Human nature has not changed in the last three months: A person fighting for something he believes in and who feels his back has been pushed up against the wall will always welcome an opportunity to state his case. And when given the chance, he'll talk your ear off. But someone who is just carrying out orders will simply ask his superiors how he should respond to questions.
I also visited the occupied administration building in Donetsk. The pro-Russian protesters fell into two distinct categories.
The first group consisted of pensioners and a motley assortment of local residents. The pensioners kept screaming slogans in support of President Vladimir Putin, which were intermixed with slogans that U.S.-backed fascists had occupied Kiev.
The second group consisted of armed men in masks, the leaders of the "Donetsk Republic" and even their press secretary who, rather than state the insurgents' position, told me to listen to his interview on Russian television. He then told his men to escort me out of the building.
Khodorkovsky received the same treatment.
Pushilin then showed up to have a talk with Khodorkovsky — not only because Akhmetov told him to do it but because he thought the photo-op with Putin's exiled political rival would raise his status.
The whole episode was absurd. First, Akhmetov did not sit at the same table with Pushilin. He said hello and promptly left. Second, Akhmetov sent one of his men at the meeting who simply watched the proceedings in silence. He watched Pushilin to make sure he did not say too much to Khodorkovsky.
But when Khodorkovsky, who saw that the man was a strong Russian Orthodox believer, attempted to get Akhmetov's representative to say a few words about the Ukrainian and Moscow patriarchs, he made a move to respond but apparently realized that he was not authorized to speak and shut his mouth again.
The problem is that pensioners and a handful of bored, unemployed local residents are not enough to seize and hold the regional administration building.
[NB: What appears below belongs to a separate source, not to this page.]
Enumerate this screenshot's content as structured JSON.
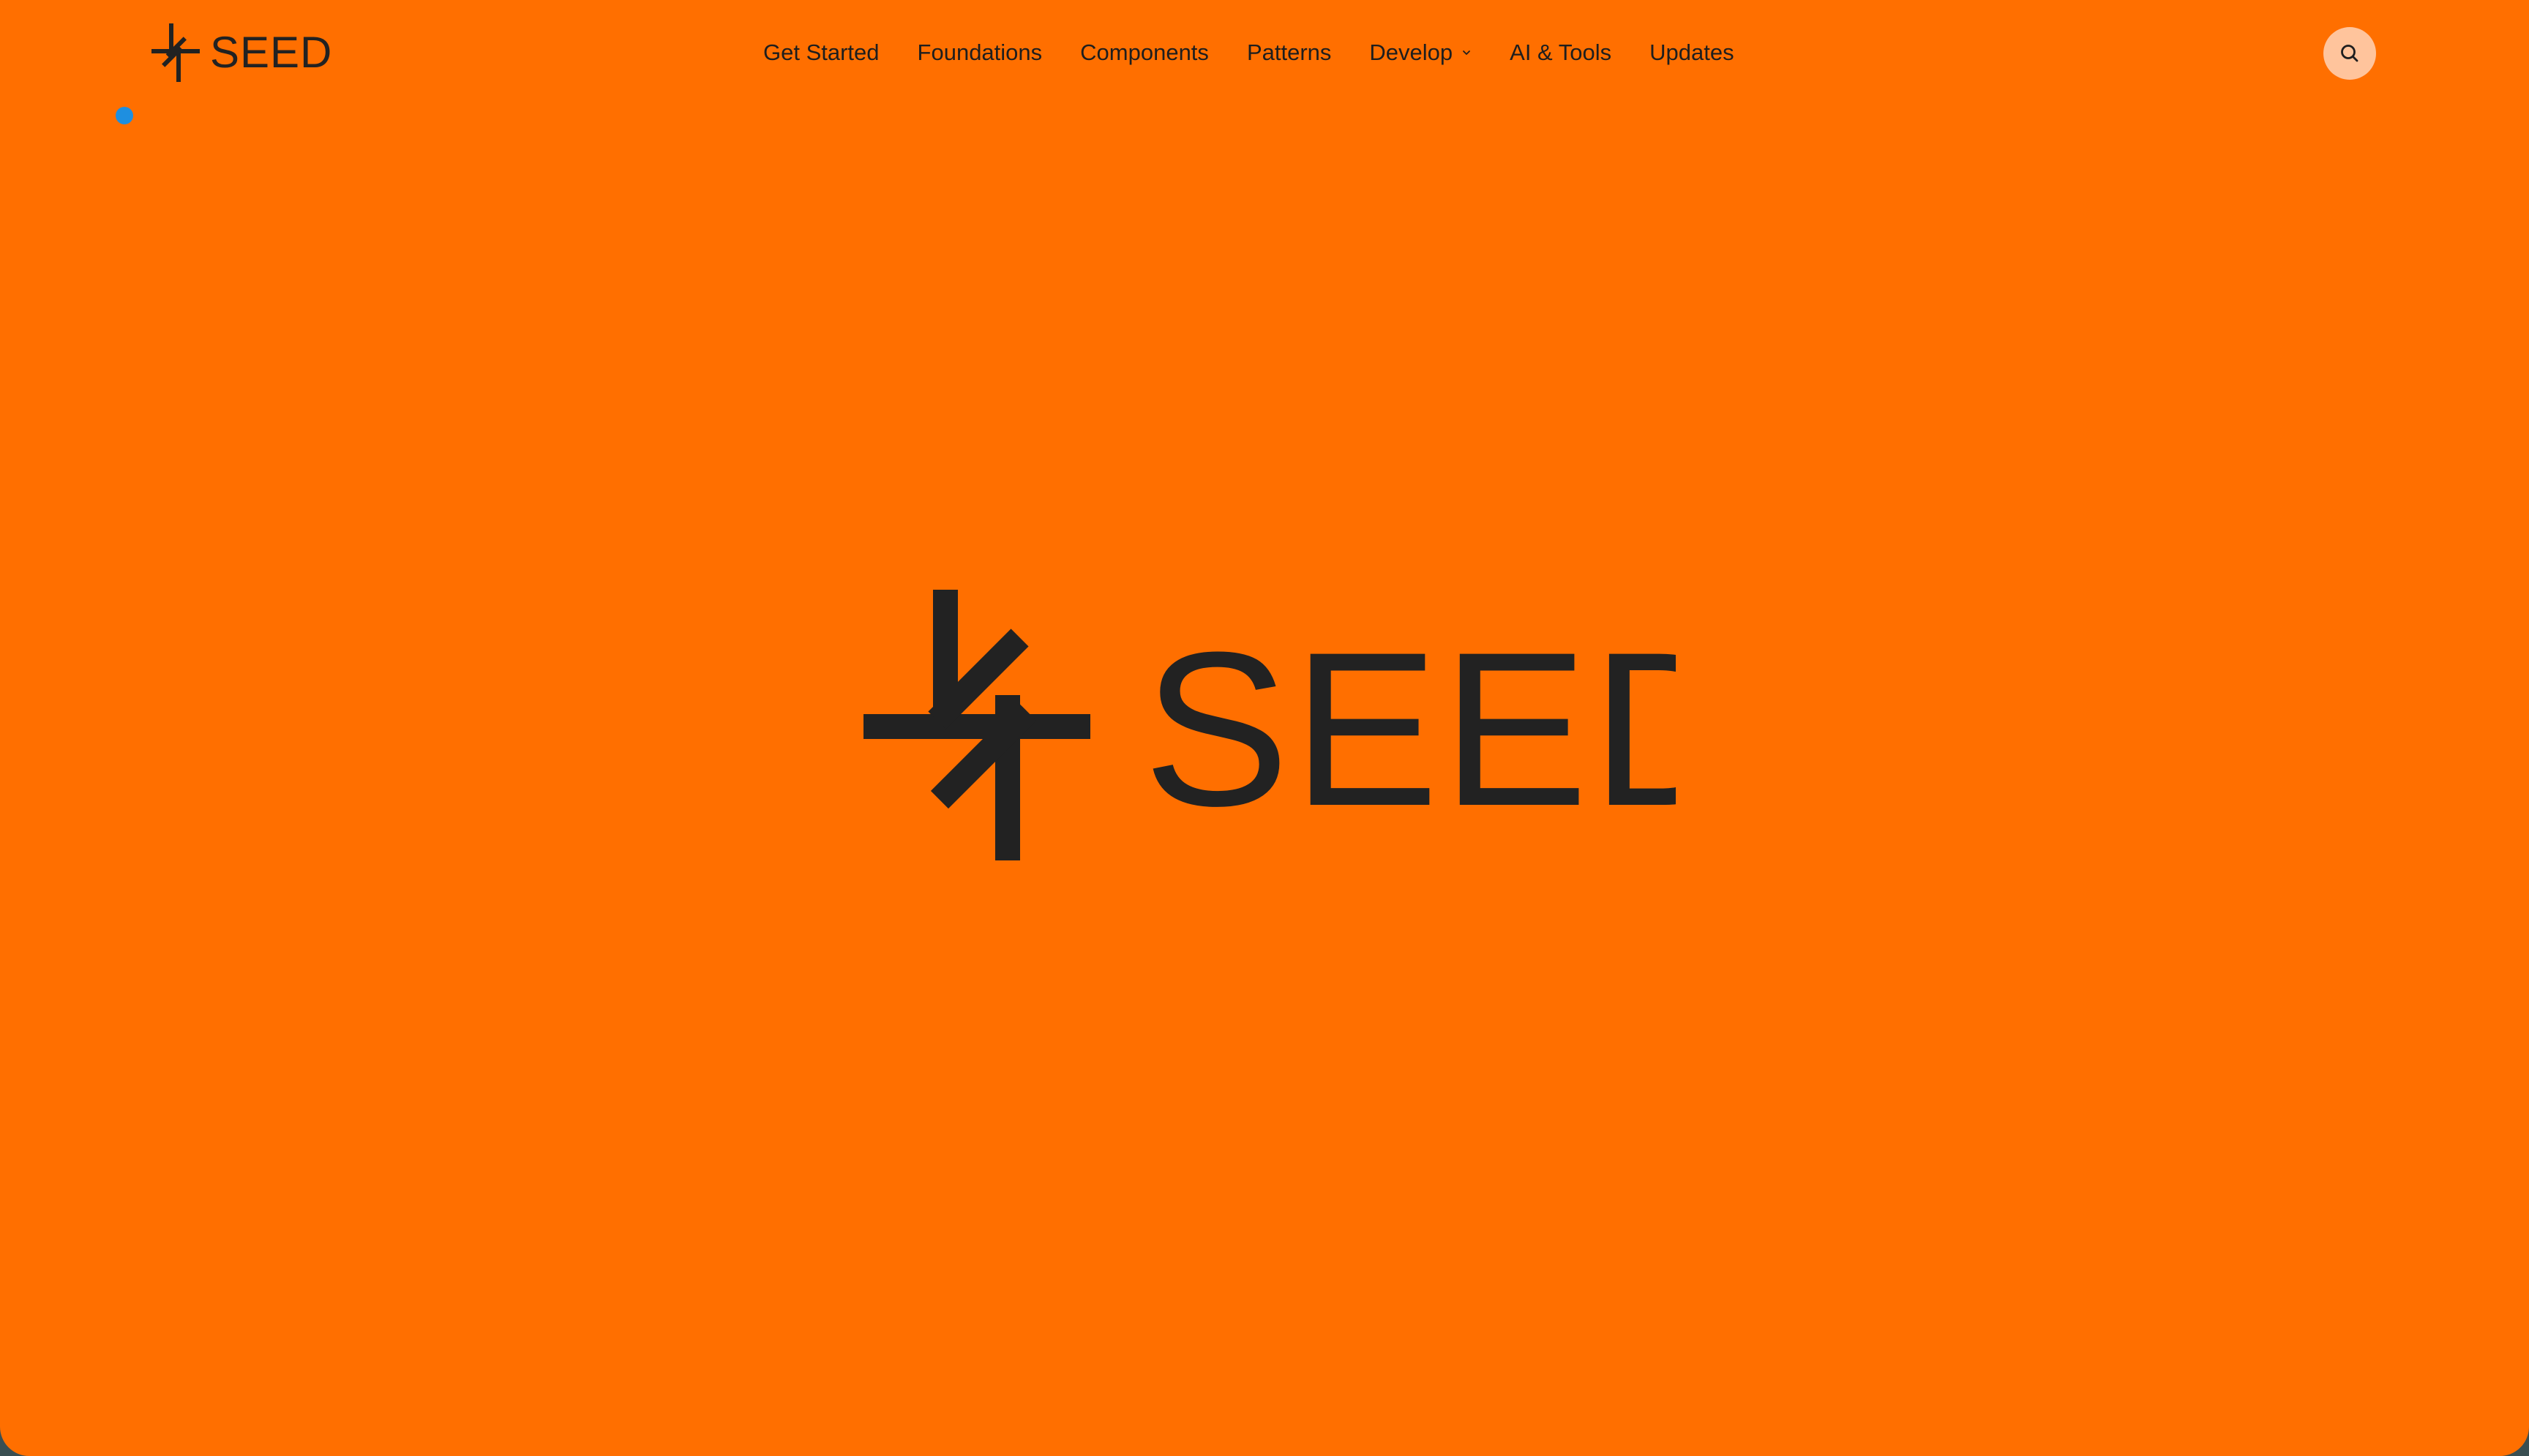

That is why it is likely that they are being backed up by others.
These are the people who can voice their demands to Russian state-controlled television, reading from teleprompters scripted by the very same station but who break into a sweat at the prospect of delivering those same demands, unaided, to anybody else.